This is a very satisfying, logically constructed, analytical sonnet by Sor Juana Ines de la Cruz, in which she dispassionately lays out the successive phases of a love affair and then uses it to console a friend who is suffering because he is in the final stages of the process in which jealousy and suspicion darkens any relationship. The process is very like what Marcel Proust describes in the various love affairs described in A la Recherche du Temps Perdu, except here, Sor Juana effectively nails the subject in a fourteen-line sonnet, whereas Proust takes a couple of thousand pages or so.
So here is Sor Juana’s Advice to a Jealous Lover…
QUE CONSUELA A UN CELOSO
Amor empieza por desasosiego,
solicitud, ardores y desvelos;
crece con riesgos, lances y recelos;
susténtase de llantos y de ruego.
Doctrínanle tibiezas y despego,
conserva el ser entre engañosos velos,
hasta que con agravios o con celos
apaga con sus lágrimas su fuego.
Su principio, su medio y fin es éste:
¿pues por qué, Alcino, sientes el desvío
de Celia, que otro tiempo bien te quiso?
¿Qué razón hay de que dolor te cueste?
Pues no te engañó amor, Alcino mío,
sino que llegó el término preciso.
The first four lines succinctly describe the first three phases of a love affair – unease, caring, passion; then daring and risk-taking; then dependence as revealed by needy claims on the lover. The second stanza proceeds through the cooling of passion but the awakening of jealousy, justified or unjustified, which starts to extinguish the flames of love. This the arc of many love affairs, and Sor Juana has described it in just eight lines.

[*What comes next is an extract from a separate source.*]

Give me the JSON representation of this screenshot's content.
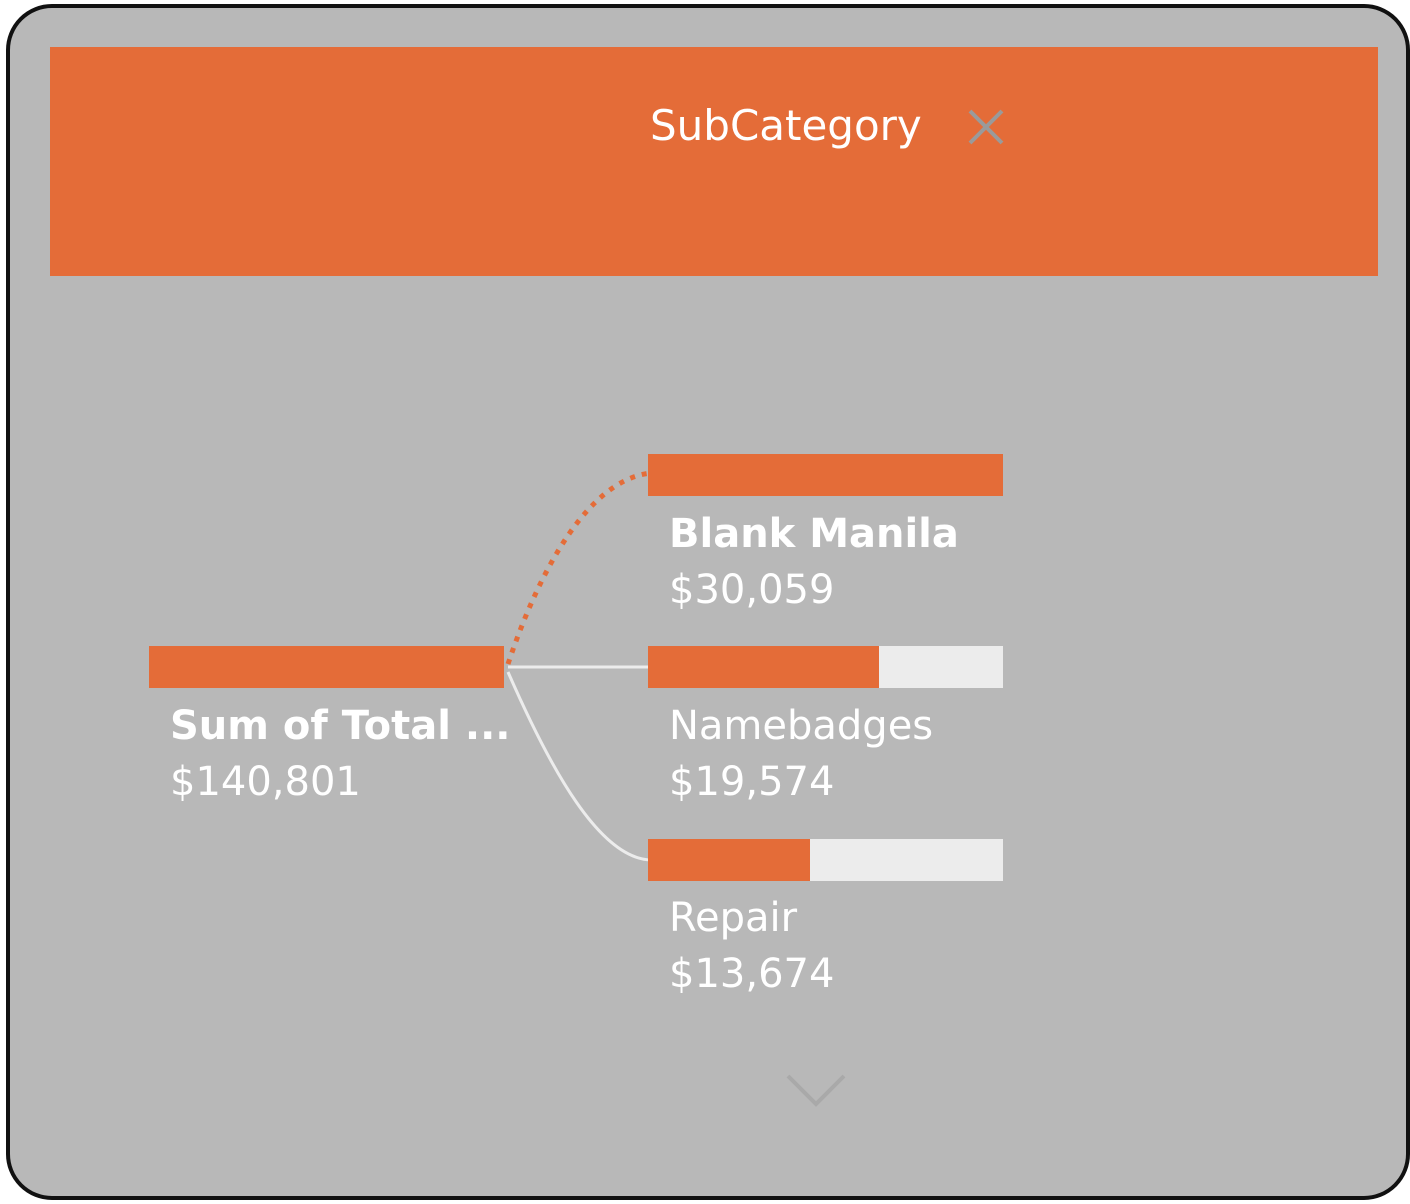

In the remainder of the poem, Sor Juana addresses a lover, reminding him that the course of love is always like this, with a beginning a middle and an end – so why should Alcino, the lover, be upset by this completely natural course of events? There is no blame to be attached to either Alcino or his lover, Celia. So there is no point in suffering as a result – all that has happened is that this love affair has reached its natural end.
Sound and balanced advice indeed, but any lover would likely not be receptive to it until much later.
The Poetry Dude